### Exercise details
Search the data below for the word "Util" and copy each line that holds it.

· · · · · · ·

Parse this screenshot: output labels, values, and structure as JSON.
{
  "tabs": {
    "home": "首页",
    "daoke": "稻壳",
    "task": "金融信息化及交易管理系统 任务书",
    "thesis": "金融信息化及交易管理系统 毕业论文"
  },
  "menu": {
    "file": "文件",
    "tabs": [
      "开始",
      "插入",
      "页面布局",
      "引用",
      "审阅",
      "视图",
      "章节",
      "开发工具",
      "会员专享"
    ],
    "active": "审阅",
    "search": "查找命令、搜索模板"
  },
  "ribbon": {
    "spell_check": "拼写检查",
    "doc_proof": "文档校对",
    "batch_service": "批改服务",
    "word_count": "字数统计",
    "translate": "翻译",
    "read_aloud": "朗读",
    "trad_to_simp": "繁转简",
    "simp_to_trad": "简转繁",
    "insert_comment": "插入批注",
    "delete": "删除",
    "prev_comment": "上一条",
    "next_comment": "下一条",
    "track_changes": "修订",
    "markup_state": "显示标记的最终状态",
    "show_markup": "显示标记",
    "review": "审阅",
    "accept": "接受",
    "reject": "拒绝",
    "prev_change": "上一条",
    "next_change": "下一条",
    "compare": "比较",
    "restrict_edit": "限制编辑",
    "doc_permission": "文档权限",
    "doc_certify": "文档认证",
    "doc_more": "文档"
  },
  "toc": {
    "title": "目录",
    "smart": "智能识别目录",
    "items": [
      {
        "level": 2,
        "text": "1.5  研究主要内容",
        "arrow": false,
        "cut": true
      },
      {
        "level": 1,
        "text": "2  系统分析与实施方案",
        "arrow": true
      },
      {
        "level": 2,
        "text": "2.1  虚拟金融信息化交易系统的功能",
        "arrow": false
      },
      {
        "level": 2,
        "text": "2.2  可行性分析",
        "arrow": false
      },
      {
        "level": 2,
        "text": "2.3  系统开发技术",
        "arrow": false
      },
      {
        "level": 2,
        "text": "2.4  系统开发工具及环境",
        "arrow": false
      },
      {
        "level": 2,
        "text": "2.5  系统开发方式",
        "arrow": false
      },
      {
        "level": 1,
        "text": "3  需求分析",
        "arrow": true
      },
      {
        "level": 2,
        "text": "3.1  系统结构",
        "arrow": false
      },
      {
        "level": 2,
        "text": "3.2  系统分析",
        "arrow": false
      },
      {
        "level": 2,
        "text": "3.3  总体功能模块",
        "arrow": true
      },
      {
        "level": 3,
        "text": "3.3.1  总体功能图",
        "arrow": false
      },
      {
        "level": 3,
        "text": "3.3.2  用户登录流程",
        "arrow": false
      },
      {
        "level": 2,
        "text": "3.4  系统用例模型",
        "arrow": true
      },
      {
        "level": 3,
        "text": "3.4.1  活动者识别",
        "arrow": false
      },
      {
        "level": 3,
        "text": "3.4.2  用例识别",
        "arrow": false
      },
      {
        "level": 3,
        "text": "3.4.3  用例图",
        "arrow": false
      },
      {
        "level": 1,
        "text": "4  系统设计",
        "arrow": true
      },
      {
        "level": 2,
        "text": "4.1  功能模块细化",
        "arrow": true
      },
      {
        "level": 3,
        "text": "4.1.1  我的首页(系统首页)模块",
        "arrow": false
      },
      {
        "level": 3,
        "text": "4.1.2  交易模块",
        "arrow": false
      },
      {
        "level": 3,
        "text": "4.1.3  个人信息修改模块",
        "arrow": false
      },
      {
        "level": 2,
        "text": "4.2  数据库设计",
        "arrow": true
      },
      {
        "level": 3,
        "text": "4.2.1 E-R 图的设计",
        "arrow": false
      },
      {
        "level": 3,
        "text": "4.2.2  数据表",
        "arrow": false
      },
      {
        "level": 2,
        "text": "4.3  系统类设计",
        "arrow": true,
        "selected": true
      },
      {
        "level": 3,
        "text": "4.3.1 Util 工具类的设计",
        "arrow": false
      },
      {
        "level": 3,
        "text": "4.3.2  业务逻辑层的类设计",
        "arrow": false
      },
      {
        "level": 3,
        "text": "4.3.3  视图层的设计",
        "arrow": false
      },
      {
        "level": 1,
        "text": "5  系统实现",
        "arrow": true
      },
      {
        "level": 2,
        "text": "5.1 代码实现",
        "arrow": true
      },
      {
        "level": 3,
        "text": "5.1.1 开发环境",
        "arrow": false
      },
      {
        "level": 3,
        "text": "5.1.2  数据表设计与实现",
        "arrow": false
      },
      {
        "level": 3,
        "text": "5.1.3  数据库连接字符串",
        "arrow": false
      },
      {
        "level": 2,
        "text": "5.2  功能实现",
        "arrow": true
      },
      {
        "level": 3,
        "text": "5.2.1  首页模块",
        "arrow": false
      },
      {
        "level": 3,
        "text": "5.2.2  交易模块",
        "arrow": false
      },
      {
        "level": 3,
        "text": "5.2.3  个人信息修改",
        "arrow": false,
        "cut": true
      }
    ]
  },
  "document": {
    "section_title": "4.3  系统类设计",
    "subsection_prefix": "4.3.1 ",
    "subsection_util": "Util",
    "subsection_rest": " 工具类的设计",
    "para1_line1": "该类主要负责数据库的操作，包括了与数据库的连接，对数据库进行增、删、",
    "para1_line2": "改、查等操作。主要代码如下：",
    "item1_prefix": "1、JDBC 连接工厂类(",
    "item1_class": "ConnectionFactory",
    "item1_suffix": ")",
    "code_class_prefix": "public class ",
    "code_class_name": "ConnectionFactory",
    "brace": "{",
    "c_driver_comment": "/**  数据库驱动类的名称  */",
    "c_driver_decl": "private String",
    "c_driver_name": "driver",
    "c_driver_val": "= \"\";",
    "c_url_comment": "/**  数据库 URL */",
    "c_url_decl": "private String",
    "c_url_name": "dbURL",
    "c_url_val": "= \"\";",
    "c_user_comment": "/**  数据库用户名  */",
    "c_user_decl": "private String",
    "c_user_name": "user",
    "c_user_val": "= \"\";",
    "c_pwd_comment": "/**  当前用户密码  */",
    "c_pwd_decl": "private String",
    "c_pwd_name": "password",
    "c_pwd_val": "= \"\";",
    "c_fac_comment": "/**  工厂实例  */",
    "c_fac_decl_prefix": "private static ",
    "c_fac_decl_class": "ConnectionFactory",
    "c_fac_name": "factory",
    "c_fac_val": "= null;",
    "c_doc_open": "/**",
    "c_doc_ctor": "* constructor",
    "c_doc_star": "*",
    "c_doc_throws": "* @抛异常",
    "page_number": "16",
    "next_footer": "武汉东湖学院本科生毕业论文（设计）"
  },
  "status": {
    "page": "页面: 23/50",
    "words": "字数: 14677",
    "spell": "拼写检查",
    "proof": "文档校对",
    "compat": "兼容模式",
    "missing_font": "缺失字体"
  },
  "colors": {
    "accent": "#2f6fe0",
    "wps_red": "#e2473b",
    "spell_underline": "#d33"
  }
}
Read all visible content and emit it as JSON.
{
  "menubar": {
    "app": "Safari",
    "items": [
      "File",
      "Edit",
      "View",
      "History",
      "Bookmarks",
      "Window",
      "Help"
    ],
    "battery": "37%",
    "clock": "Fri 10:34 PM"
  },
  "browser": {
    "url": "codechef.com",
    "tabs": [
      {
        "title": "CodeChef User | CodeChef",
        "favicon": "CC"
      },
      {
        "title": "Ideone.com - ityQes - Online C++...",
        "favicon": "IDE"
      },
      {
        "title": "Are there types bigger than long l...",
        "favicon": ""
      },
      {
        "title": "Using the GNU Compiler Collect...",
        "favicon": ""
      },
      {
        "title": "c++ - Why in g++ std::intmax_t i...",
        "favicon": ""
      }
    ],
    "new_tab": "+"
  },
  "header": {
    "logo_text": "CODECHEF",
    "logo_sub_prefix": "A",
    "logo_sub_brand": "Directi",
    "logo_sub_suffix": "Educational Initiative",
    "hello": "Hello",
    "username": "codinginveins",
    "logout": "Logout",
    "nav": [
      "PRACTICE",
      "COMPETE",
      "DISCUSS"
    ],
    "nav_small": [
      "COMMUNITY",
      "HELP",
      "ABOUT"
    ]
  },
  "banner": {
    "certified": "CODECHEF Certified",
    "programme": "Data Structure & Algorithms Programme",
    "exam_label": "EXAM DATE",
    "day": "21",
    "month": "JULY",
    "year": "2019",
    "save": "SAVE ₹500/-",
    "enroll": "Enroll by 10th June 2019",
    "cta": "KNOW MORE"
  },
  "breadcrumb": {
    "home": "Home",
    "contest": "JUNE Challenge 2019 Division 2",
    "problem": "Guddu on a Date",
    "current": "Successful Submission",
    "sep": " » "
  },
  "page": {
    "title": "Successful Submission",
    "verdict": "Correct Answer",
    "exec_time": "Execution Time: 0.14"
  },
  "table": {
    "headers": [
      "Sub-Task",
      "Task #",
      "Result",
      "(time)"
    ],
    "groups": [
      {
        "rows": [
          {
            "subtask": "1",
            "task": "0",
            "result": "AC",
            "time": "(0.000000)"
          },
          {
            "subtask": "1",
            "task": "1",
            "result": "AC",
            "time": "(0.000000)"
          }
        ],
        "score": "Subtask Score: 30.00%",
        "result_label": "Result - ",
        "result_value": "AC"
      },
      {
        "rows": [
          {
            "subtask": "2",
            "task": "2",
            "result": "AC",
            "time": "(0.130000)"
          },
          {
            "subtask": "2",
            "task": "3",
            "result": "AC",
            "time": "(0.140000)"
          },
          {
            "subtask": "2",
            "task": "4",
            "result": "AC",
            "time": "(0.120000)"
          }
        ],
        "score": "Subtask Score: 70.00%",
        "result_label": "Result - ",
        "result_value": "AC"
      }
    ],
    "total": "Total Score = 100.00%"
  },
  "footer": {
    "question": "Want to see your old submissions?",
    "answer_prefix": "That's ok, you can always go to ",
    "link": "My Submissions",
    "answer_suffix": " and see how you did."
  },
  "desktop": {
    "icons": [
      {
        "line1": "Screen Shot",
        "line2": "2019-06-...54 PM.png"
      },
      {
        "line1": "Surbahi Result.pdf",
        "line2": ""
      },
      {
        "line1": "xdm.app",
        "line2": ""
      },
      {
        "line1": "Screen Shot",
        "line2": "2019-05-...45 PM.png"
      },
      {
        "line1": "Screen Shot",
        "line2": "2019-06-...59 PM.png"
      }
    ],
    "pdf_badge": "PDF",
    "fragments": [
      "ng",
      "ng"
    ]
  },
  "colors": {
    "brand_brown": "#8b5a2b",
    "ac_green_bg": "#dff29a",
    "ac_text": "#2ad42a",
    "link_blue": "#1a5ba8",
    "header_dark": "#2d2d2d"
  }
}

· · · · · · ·

### Result for this exercise
        "text": "4.3.1 Util 工具类的设计",
    "subsection_util": "Util",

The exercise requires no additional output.